The research topics of this Fellowship are ideal for promotion to the targeted groups. The Objectives concern structural theorems in tame geometry, drawing a sharp dividing line between what is considered tame and what non-tame. This dividing line can be conveyed clearly to the above audiences, by visualizing, at the one extreme, beautiful algebraic surfaces (that can be defined via polynomial equations), and at the other extreme, exotic fractals (whose definition demands infinite repetition). The dividing line dates back to the origins of mathematical logic, with Gödel's famous Incompleteness Theorem, which drew a line between what is provable/non-provable, and Turing machines which drew a line between decidable/undecidable. These elements of the foundations of mathematics are particularly potent for catching the public imagination in all targeted groups, since they draw a deep connection between mathematics and computers, which are used in our everyday life, and tackle fundamental philosophical queries about the nature of mathematics, and more extendedly, of our everyday reasoning.

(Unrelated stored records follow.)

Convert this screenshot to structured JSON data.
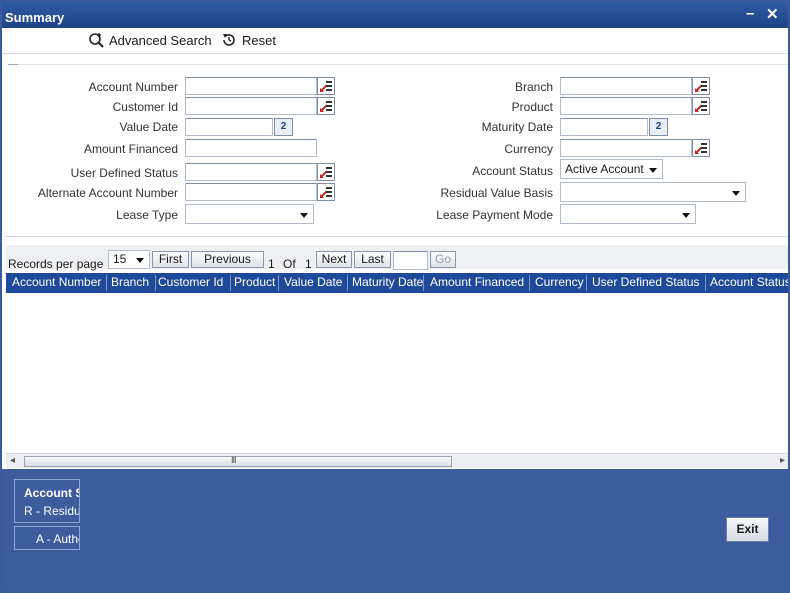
{
  "window": {
    "title": "Summary",
    "minimize": "–",
    "close": "✕"
  },
  "toolbar": {
    "advanced_search": "Advanced Search",
    "reset": "Reset"
  },
  "form": {
    "left": [
      {
        "label": "Account Number",
        "value": ""
      },
      {
        "label": "Customer Id",
        "value": ""
      },
      {
        "label": "Value Date",
        "value": ""
      },
      {
        "label": "Amount Financed",
        "value": ""
      },
      {
        "label": "User Defined Status",
        "value": ""
      },
      {
        "label": "Alternate Account Number",
        "value": ""
      },
      {
        "label": "Lease Type",
        "value": ""
      }
    ],
    "right": [
      {
        "label": "Branch",
        "value": ""
      },
      {
        "label": "Product",
        "value": ""
      },
      {
        "label": "Maturity Date",
        "value": ""
      },
      {
        "label": "Currency",
        "value": ""
      },
      {
        "label": "Account Status",
        "value": "Active Account"
      },
      {
        "label": "Residual Value Basis",
        "value": ""
      },
      {
        "label": "Lease Payment Mode",
        "value": ""
      }
    ],
    "calendar_glyph": "2"
  },
  "pager": {
    "records_label": "Records per page",
    "per_page": "15",
    "first": "First",
    "previous": "Previous",
    "current_page": "1",
    "of": "Of",
    "total_pages": "1",
    "next": "Next",
    "last": "Last",
    "go": "Go"
  },
  "grid": {
    "columns": [
      "Account Number",
      "Branch",
      "Customer Id",
      "Product",
      "Value Date",
      "Maturity Date",
      "Amount Financed",
      "Currency",
      "User Defined Status",
      "Account Status"
    ]
  },
  "scrollbar": {
    "grip": "III"
  },
  "footer": {
    "legend_title": "Account S",
    "legend_line": "R - Residu",
    "legend_status": "A - Autho",
    "exit": "Exit"
  },
  "colors": {
    "title_bar": "#2f5ba3",
    "grid_header": "#1e4a99",
    "footer": "#3c5c9e"
  }
}
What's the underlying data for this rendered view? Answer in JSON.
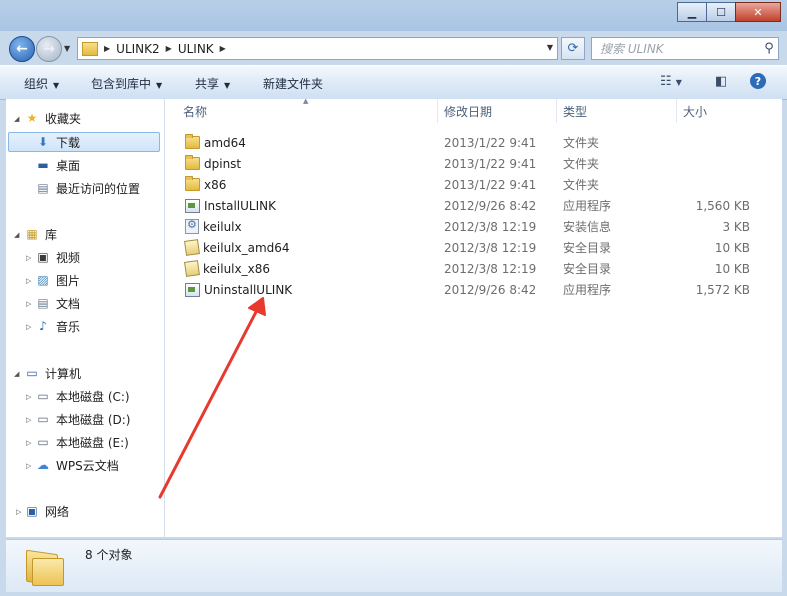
{
  "window": {
    "controls": {
      "minimize": "▁",
      "maximize": "☐",
      "close": "✕"
    }
  },
  "address": {
    "crumbs": [
      "ULINK2",
      "ULINK"
    ],
    "search_placeholder": "搜索 ULINK"
  },
  "toolbar": {
    "organize": "组织",
    "include_in_library": "包含到库中",
    "share": "共享",
    "new_folder": "新建文件夹"
  },
  "sidebar": {
    "favorites": {
      "label": "收藏夹",
      "items": [
        "下载",
        "桌面",
        "最近访问的位置"
      ]
    },
    "libraries": {
      "label": "库",
      "items": [
        "视频",
        "图片",
        "文档",
        "音乐"
      ]
    },
    "computer": {
      "label": "计算机",
      "items": [
        "本地磁盘 (C:)",
        "本地磁盘 (D:)",
        "本地磁盘 (E:)",
        "WPS云文档"
      ]
    },
    "network": {
      "label": "网络"
    }
  },
  "columns": {
    "name": "名称",
    "date": "修改日期",
    "type": "类型",
    "size": "大小"
  },
  "files": [
    {
      "name": "amd64",
      "date": "2013/1/22 9:41",
      "type": "文件夹",
      "size": "",
      "icon": "folder"
    },
    {
      "name": "dpinst",
      "date": "2013/1/22 9:41",
      "type": "文件夹",
      "size": "",
      "icon": "folder"
    },
    {
      "name": "x86",
      "date": "2013/1/22 9:41",
      "type": "文件夹",
      "size": "",
      "icon": "folder"
    },
    {
      "name": "InstallULINK",
      "date": "2012/9/26 8:42",
      "type": "应用程序",
      "size": "1,560 KB",
      "icon": "app"
    },
    {
      "name": "keilulx",
      "date": "2012/3/8 12:19",
      "type": "安装信息",
      "size": "3 KB",
      "icon": "setup"
    },
    {
      "name": "keilulx_amd64",
      "date": "2012/3/8 12:19",
      "type": "安全目录",
      "size": "10 KB",
      "icon": "catalog"
    },
    {
      "name": "keilulx_x86",
      "date": "2012/3/8 12:19",
      "type": "安全目录",
      "size": "10 KB",
      "icon": "catalog"
    },
    {
      "name": "UninstallULINK",
      "date": "2012/9/26 8:42",
      "type": "应用程序",
      "size": "1,572 KB",
      "icon": "app"
    }
  ],
  "status": {
    "count": "8 个对象"
  },
  "colors": {
    "annotation_arrow": "#e8392f",
    "selection": "#cfe4fa",
    "chrome": "#c9d9ec"
  }
}
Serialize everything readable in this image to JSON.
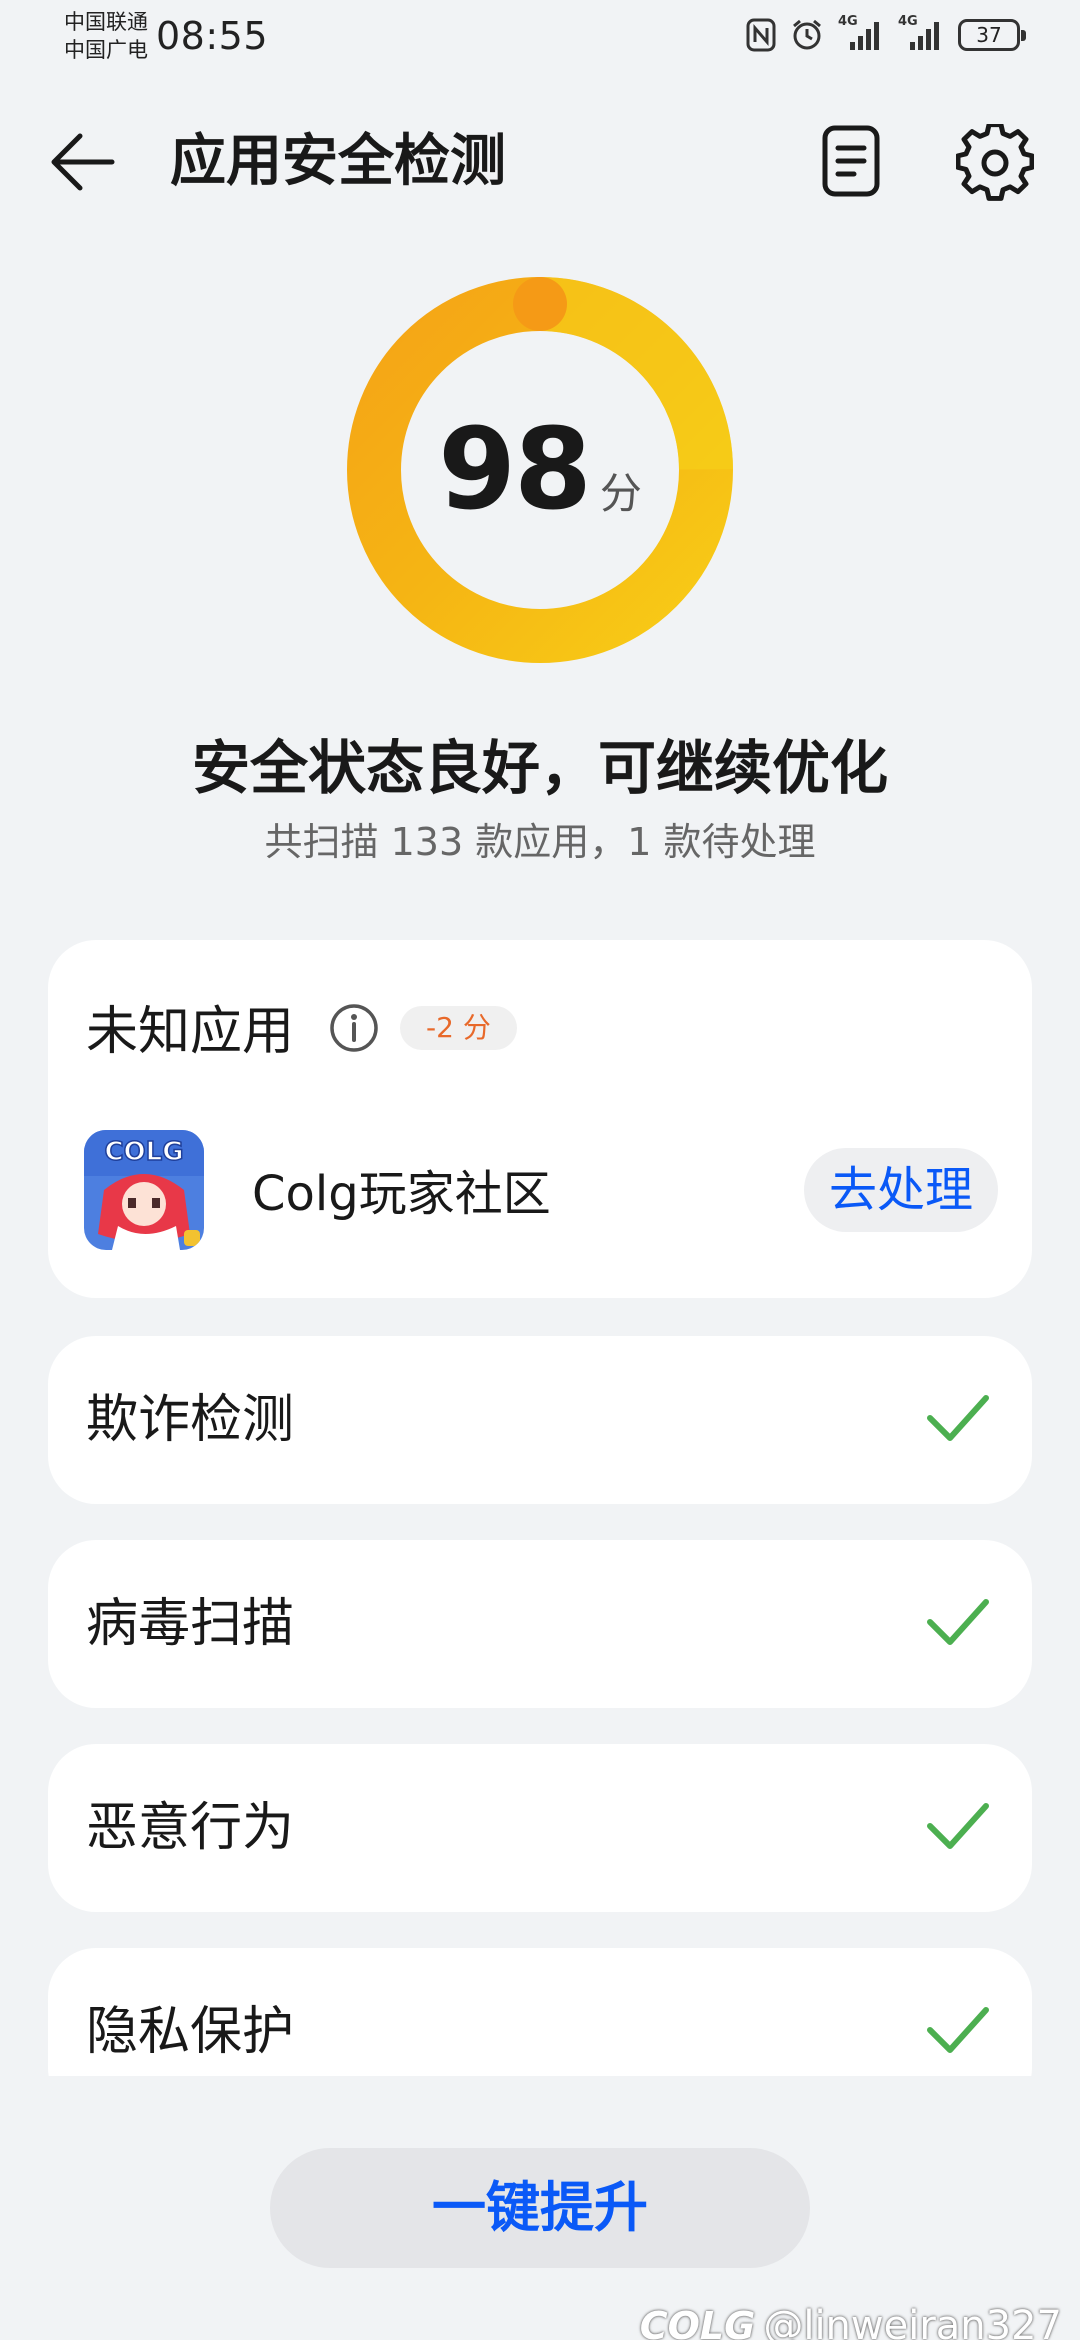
{
  "status_bar": {
    "carrier_1": "中国联通",
    "carrier_2": "中国广电",
    "time": "08:55",
    "network_1": "4G",
    "network_2": "4G",
    "battery": "37"
  },
  "header": {
    "title": "应用安全检测"
  },
  "score": {
    "value": "98",
    "unit": "分",
    "max": 100,
    "ring_colors": [
      "#f5a416",
      "#f8cc16"
    ]
  },
  "summary": {
    "title": "安全状态良好，可继续优化",
    "subtitle": "共扫描 133 款应用，1 款待处理"
  },
  "unknown_apps": {
    "heading": "未知应用",
    "penalty": "-2 分",
    "app_name": "Colg玩家社区",
    "action_label": "去处理",
    "app_icon_text": "COLG"
  },
  "checks": [
    {
      "label": "欺诈检测",
      "status": "passed"
    },
    {
      "label": "病毒扫描",
      "status": "passed"
    },
    {
      "label": "恶意行为",
      "status": "passed"
    },
    {
      "label": "隐私保护",
      "status": "passed"
    }
  ],
  "footer": {
    "button_label": "一键提升"
  },
  "watermark": {
    "logo": "COLG",
    "handle": "@linweiran327"
  },
  "colors": {
    "accent_blue": "#0a59f7",
    "check_green": "#4caf50",
    "penalty_orange": "#e8692a",
    "background": "#f1f3f5"
  }
}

The PDRA and I will promote these ideas to the targeted groups via popular science press, Café Scientific talks, festivals, school presentations, a summer school week, interdisciplinary seminars across the University, and monitoring Wikipedia pages. It is of course very hard to predict the longer-term impact of pure mathematics research. However, as noted on the EPSRC "Logic and combinatorics" portfolio webpage, "Both Logic and Combinatorics are underpinning fundamental research areas and so play a key role in supporting ongoing research in other areas of the mathematical sciences and other disciplines such as Information and Communication Technologies (ICT)."
The project as a whole may thus also be viewed as a "Pathway to Impact" for model theory, promoting possible future economic and societal impacts of the field by way of its influence on combinatorics. For example, the NIP combinatorial condition, localized to a formula, asserts that a family of sets (defined by that formula) has finite VC-dimension. This brings connections to the powerful VC-theory in statistics, and industry of applications in statistical learning theory, neural networks, probably-approximately-correct learning in AI, and compression of information in computer science.
There are potential long-term applications of NIP theories to machine learning, and a need to identify problems from both areas that can be solved using tools from each other. I will facilitate this interaction and build links between model theorists and computer scientists by inviting them to the Leeds workshops. The Fellowship will also have a considerable impact through the training and professional development of the PDRA for both an academic and non-academic career.